◆ Instructions for the task
Could you find each line of the data below that contains the word "Stats" and copy those lines?

◆ Records shown
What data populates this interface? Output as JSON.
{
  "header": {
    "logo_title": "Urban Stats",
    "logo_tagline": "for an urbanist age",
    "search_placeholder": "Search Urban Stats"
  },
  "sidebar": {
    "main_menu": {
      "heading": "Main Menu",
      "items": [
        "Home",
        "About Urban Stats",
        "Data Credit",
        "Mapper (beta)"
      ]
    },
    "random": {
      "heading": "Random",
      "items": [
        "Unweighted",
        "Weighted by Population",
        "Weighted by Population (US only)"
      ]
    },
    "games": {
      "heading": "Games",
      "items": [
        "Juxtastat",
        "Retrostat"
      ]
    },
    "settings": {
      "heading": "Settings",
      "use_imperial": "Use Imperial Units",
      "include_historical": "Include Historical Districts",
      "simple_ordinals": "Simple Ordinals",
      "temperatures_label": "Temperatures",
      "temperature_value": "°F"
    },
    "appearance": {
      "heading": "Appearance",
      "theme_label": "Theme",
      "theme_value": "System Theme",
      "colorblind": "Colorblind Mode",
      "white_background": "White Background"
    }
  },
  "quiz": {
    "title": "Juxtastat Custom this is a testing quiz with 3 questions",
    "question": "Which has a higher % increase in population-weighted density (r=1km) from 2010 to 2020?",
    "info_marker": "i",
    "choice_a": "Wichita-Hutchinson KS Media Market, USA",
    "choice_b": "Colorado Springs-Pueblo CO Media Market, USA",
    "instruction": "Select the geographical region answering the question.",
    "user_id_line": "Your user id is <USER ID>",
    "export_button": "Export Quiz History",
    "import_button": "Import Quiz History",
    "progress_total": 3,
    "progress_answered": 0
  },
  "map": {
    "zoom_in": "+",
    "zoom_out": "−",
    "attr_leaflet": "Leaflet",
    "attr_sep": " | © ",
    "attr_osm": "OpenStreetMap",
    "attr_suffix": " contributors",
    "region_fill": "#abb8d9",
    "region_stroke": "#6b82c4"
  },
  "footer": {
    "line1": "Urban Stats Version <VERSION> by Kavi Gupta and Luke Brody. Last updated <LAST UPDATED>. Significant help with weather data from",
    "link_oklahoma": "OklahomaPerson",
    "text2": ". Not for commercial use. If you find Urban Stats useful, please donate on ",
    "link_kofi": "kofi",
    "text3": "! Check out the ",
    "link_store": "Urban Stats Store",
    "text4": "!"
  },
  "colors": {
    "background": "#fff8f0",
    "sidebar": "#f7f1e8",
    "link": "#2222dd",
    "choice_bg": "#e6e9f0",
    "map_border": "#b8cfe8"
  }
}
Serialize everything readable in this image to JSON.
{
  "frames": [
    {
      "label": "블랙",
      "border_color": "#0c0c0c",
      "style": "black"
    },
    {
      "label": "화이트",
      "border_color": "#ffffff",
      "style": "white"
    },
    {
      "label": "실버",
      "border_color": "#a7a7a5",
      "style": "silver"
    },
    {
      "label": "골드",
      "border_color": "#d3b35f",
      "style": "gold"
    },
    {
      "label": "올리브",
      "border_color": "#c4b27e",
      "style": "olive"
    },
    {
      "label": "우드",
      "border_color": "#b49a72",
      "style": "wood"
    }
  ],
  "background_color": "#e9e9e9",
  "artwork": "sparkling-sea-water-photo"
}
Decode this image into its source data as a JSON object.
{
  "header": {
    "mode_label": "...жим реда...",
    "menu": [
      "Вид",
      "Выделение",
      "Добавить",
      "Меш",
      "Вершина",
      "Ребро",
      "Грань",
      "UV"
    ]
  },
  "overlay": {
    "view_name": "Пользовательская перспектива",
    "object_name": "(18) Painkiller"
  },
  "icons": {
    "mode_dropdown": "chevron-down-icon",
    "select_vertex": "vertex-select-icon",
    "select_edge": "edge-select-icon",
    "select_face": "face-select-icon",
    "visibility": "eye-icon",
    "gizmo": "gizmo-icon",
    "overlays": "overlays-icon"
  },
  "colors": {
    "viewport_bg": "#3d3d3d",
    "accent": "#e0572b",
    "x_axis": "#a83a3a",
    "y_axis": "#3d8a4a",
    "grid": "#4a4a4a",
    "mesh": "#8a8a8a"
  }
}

◆ Answer section
    "logo_title": "Urban Stats",
    "search_placeholder": "Search Urban Stats"
        "About Urban Stats",
    "line1": "Urban Stats Version <VERSION> by Kavi Gupta and Luke Brody. Last updated <LAST UPDATED>. Significant help with weather data from",
    "text2": ". Not for commercial use. If you find Urban Stats useful, please donate on ",
    "link_store": "Urban Stats Store",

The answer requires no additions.